### The problem
Go through the data below and return each line where the string "JSON" occurs.

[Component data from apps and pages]
------------------------------
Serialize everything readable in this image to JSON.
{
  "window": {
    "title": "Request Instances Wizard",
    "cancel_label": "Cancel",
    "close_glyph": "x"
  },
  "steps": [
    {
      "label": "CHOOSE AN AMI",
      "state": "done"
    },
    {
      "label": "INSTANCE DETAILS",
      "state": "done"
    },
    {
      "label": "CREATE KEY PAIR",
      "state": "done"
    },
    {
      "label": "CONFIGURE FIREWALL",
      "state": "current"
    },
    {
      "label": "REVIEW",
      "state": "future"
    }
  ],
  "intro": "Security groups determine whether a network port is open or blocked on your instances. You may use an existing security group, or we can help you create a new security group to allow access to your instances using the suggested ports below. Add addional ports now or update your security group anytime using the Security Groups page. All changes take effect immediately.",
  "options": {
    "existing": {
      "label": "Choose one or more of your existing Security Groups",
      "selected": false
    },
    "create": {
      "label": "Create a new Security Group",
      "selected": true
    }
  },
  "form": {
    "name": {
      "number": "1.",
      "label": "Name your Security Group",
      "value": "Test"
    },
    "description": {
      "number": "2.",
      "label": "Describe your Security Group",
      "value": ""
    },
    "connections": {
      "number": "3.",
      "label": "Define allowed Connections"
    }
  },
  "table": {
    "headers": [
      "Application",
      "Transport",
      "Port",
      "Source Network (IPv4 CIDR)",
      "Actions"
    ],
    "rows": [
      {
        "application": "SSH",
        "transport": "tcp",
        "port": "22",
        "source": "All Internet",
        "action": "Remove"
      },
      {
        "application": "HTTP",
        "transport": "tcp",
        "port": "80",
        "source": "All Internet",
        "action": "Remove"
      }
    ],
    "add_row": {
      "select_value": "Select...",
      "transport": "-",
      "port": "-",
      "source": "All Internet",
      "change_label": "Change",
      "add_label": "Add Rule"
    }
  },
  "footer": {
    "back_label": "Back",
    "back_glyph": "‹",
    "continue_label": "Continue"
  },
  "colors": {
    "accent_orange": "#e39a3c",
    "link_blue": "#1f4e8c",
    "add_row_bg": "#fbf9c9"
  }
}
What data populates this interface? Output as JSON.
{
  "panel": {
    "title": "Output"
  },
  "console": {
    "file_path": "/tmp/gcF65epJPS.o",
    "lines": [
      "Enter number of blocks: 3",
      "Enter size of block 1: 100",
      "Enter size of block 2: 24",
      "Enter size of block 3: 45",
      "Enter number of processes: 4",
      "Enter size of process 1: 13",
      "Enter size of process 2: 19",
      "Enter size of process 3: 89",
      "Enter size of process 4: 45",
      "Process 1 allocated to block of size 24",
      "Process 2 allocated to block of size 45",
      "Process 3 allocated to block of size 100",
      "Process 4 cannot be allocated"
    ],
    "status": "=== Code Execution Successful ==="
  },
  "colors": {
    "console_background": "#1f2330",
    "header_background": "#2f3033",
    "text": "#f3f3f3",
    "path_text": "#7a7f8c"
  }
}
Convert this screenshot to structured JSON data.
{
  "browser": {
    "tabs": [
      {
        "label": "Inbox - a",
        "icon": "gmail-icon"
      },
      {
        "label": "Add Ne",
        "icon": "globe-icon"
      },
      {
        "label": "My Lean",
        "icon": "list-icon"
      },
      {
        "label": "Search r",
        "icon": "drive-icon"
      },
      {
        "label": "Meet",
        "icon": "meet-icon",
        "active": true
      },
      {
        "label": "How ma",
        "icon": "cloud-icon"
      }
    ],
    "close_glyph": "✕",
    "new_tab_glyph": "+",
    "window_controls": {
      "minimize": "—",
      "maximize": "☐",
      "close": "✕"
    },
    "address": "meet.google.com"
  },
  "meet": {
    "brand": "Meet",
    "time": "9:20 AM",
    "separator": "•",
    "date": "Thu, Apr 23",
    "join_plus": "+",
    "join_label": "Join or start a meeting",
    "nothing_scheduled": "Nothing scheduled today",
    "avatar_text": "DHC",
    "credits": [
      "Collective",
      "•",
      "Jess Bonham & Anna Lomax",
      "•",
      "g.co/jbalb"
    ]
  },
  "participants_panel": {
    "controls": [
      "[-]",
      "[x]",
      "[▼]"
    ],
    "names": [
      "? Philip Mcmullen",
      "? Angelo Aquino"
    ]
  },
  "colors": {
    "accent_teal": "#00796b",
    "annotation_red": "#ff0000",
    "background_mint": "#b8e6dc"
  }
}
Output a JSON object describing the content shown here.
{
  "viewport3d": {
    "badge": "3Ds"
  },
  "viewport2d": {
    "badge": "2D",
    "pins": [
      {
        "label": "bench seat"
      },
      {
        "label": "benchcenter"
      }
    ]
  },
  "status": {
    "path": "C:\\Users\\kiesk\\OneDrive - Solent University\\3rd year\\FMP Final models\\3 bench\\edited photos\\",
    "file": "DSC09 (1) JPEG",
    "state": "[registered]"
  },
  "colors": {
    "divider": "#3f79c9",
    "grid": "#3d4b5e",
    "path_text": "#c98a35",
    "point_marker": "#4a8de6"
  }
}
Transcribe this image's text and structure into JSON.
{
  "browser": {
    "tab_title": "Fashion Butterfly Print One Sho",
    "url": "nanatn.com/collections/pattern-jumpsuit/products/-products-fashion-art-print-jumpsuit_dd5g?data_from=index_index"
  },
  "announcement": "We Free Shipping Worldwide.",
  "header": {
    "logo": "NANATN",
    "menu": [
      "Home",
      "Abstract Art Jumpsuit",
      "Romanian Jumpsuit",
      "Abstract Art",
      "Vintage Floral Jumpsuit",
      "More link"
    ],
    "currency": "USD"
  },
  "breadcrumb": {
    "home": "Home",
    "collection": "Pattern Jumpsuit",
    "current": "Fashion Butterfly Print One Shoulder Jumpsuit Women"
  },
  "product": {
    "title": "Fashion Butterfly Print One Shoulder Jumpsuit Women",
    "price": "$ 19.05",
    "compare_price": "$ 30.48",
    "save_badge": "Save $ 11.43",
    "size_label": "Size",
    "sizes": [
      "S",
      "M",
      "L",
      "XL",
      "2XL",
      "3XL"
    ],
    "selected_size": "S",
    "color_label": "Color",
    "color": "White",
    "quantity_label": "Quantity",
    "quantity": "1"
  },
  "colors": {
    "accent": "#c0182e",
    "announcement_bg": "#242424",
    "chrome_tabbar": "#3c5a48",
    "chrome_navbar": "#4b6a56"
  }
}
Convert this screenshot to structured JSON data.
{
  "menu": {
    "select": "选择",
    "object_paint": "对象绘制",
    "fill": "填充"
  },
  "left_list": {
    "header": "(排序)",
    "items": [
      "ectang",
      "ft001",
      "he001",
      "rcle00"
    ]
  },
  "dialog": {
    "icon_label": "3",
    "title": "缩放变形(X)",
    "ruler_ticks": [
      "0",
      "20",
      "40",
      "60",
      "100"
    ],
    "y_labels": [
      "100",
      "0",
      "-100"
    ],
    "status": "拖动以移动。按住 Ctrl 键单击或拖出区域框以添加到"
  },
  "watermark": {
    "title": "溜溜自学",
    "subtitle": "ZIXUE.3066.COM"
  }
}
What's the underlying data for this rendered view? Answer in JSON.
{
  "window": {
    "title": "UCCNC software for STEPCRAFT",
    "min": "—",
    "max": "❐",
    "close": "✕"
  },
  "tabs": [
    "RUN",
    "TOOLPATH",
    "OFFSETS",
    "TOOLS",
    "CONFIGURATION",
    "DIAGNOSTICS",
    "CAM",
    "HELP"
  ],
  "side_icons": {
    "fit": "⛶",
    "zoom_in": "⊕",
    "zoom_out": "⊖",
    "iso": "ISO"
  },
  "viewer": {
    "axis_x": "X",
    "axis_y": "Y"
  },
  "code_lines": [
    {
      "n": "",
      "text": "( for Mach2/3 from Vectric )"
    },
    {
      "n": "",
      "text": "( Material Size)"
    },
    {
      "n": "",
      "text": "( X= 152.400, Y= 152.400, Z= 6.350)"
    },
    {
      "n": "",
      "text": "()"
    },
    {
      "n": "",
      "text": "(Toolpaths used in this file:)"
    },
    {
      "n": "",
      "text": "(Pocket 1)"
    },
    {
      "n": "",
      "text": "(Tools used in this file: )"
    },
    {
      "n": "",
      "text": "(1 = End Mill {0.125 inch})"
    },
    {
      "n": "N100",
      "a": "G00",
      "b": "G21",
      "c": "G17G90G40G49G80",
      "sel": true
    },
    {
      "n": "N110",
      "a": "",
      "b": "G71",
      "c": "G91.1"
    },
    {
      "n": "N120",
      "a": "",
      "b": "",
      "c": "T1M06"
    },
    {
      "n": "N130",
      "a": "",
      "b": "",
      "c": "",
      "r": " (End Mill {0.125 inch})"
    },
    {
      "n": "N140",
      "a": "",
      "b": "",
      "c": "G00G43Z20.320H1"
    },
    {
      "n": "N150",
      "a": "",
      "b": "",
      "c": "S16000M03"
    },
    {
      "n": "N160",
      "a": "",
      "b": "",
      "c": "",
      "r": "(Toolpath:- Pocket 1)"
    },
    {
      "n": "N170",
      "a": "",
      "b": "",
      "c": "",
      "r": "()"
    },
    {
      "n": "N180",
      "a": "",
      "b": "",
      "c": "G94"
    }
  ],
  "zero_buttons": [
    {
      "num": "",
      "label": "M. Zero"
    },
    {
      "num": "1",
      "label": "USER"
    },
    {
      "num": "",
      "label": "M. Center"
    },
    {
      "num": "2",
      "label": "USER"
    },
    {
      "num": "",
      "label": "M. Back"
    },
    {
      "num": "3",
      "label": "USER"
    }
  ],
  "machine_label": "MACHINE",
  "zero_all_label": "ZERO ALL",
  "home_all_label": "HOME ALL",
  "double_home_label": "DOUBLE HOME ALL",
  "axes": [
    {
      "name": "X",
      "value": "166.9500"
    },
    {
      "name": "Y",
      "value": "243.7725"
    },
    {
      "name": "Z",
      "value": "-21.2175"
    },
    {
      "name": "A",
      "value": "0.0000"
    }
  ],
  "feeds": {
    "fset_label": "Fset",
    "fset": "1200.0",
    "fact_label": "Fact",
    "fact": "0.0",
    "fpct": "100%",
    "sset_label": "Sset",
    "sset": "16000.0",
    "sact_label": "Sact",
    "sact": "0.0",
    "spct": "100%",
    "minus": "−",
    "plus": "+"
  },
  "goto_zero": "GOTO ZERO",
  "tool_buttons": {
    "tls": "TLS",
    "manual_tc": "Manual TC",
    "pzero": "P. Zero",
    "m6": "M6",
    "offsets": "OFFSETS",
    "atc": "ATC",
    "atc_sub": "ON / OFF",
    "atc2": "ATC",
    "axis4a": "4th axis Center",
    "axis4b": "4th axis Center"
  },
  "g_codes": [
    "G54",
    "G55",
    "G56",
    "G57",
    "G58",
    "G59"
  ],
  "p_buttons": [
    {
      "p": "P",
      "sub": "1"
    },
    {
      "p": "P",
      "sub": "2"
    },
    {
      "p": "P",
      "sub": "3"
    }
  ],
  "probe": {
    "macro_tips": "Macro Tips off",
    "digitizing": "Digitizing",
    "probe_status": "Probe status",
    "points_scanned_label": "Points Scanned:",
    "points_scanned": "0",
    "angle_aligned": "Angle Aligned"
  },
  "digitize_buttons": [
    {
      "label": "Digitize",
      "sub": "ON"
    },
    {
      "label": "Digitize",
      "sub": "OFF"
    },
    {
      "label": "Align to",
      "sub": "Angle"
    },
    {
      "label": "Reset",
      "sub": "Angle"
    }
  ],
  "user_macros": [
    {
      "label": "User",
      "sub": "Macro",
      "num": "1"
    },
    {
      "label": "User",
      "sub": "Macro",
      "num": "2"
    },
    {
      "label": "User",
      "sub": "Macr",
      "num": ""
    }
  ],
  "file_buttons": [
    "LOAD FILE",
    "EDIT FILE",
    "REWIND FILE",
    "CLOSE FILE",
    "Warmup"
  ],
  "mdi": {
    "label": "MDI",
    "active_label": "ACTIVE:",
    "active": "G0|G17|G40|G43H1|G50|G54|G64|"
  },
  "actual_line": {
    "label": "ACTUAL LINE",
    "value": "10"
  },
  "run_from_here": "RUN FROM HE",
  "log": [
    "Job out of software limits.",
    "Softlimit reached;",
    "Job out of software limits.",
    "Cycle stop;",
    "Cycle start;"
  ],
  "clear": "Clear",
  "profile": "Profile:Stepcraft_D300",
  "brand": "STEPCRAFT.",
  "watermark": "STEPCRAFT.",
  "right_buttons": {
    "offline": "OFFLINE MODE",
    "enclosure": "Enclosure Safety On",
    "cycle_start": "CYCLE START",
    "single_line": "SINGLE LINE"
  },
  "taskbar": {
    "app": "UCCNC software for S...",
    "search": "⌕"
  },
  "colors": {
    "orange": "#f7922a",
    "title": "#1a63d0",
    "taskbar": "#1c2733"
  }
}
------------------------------
### Solution to this task
Serialize everything readable in this image to JSON.
What data populates this interface? Output as JSON.
Convert this screenshot to structured JSON data.
Output a JSON object describing the content shown here.
Transcribe this image's text and structure into JSON.
Convert this screenshot to structured JSON data.
What's the underlying data for this rendered view? Answer in JSON.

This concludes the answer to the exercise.